I soon found that we could not agree upon the topic; and, therefore, I sought to flank the difficulty.
I suggested that it was very unwise for us to reject the paper about which we had agreed in every other respect, because we disagreed about one item — that the new cartel might be silent as to recaptured slaves, leaving to the United States
the right to resort to such measures of retaliation, if they were not released, as was practiced in the case of white soldiers, when they were improperly detained.
I urged that a difficulty about the release of slaves, who did not form one-fiftieth part of the prisoners, should not prevent the exchange of others — that when Streight
's men were detained on our side, or Morgan
's men on his, exchanges were not stopped thereby, and that it was hardly fair to have one rule for the white man and a better one for the black.
At length, General Butler
assented to this view, and so we constructed a new cartel, which settled the old points of dispute, but was silent as to such soldiers as were slaves at the outbreak of the war.

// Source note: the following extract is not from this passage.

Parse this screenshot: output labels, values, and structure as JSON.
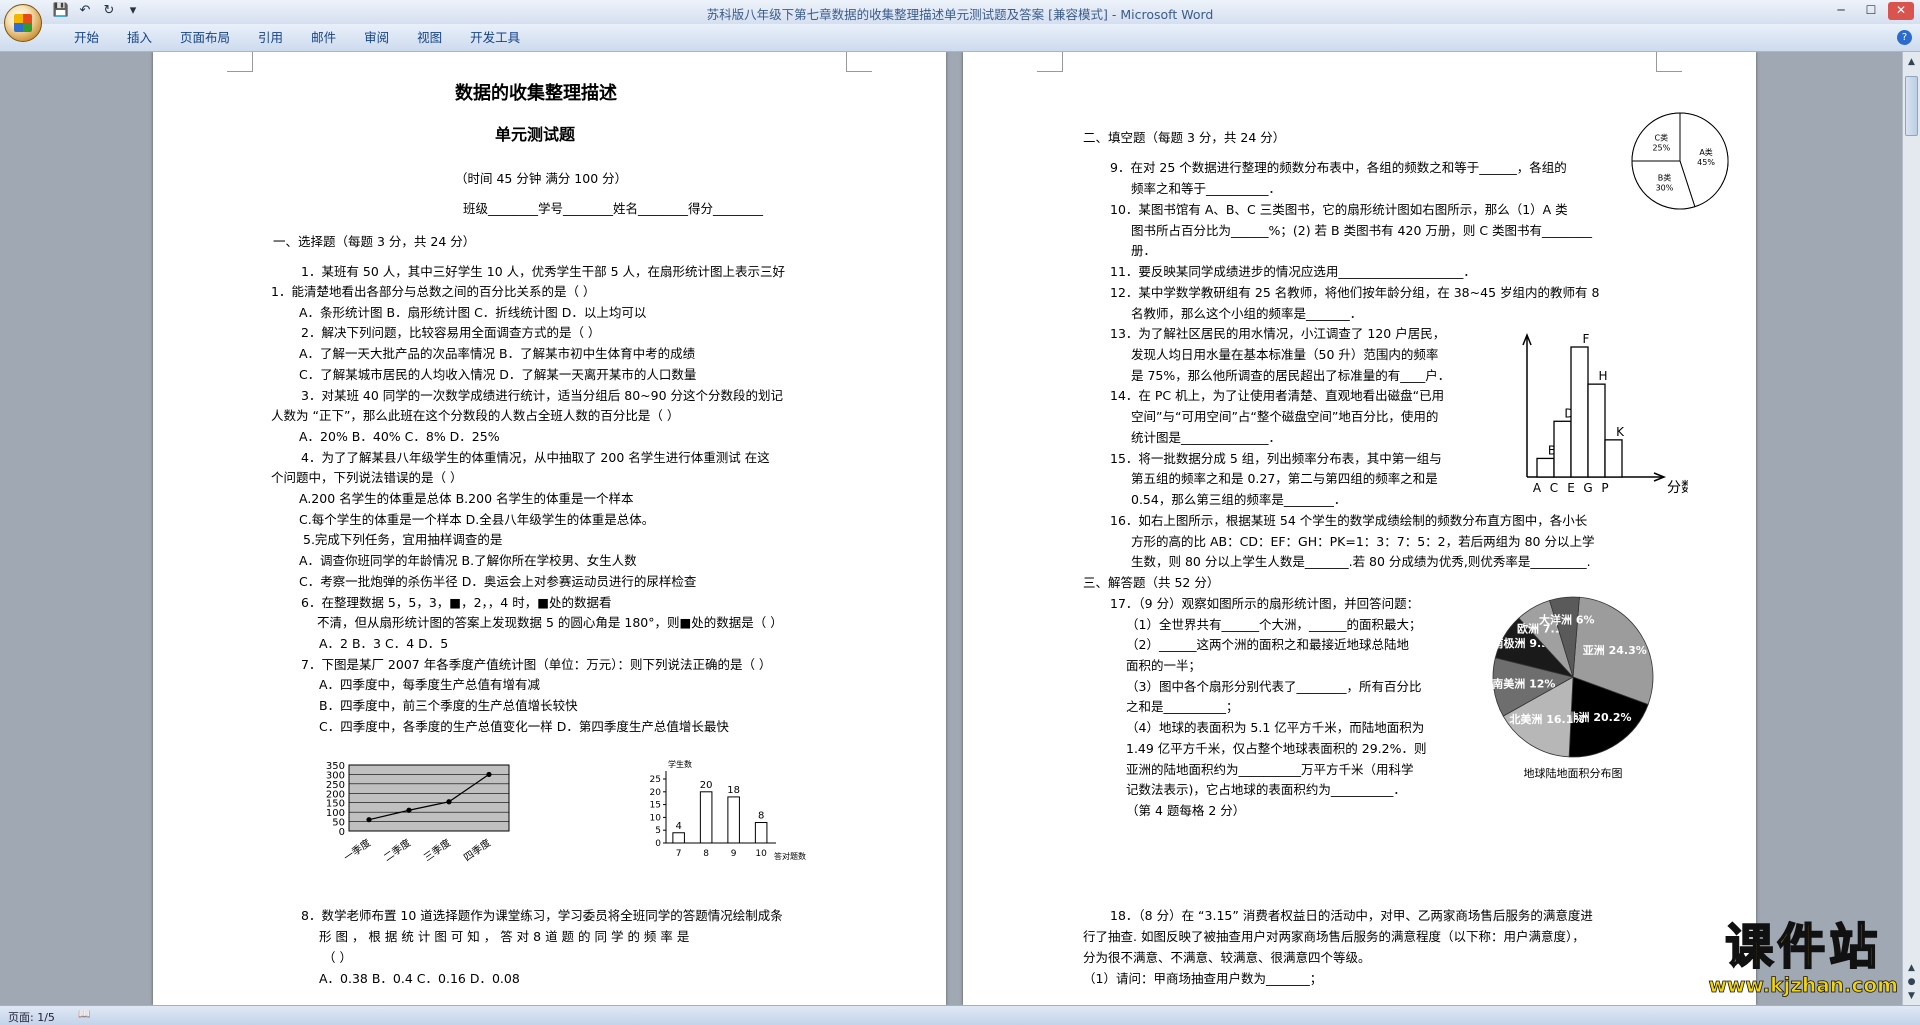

The position which I had all along maintained in relation to paroles was unhesitatingly accepted by General Butler
When the paper was prepared, I suggested that it be signed by us, signifying that I was authorized to do so on the part of the Confederate Government.
But General Butler
said he was not authorized to do so, and would be compelled to send it to the War Department, at Washington
, for approval, which he hoped and believed it would receive.
When I expressed my readiness to sign the paper, he pleasantly observed that the Confederate
authorities had always shown their good sense in leaving measures to the judgment of those who knew most about them; but that though he was the commander of a department, he had not the power to bind the United States
to the instrument, strange as that might appear.
I have reason to believe that General Butler
urged the adoption of the new cartel with good faith and zeal.
It was transmitted by the War Department to General Grant
, then in front of Petersburg
, for his approval or rejection.
It is well known to the country what his action was. General Butler
, in his report to the Committee
on the Conduct of the War
, states that General Grant
communicated his rejection to him, giving in substance as his reason that Sherman
would be overwhelmed and his own position on the James
Over one hundred thousand officers and men were, at or about that time, in confinement on both sides, the United States
holding quite a large majority.
When this effort to renew exchanges failed, so anxious were the Confederate
authorities to have some plan of relief adopted, that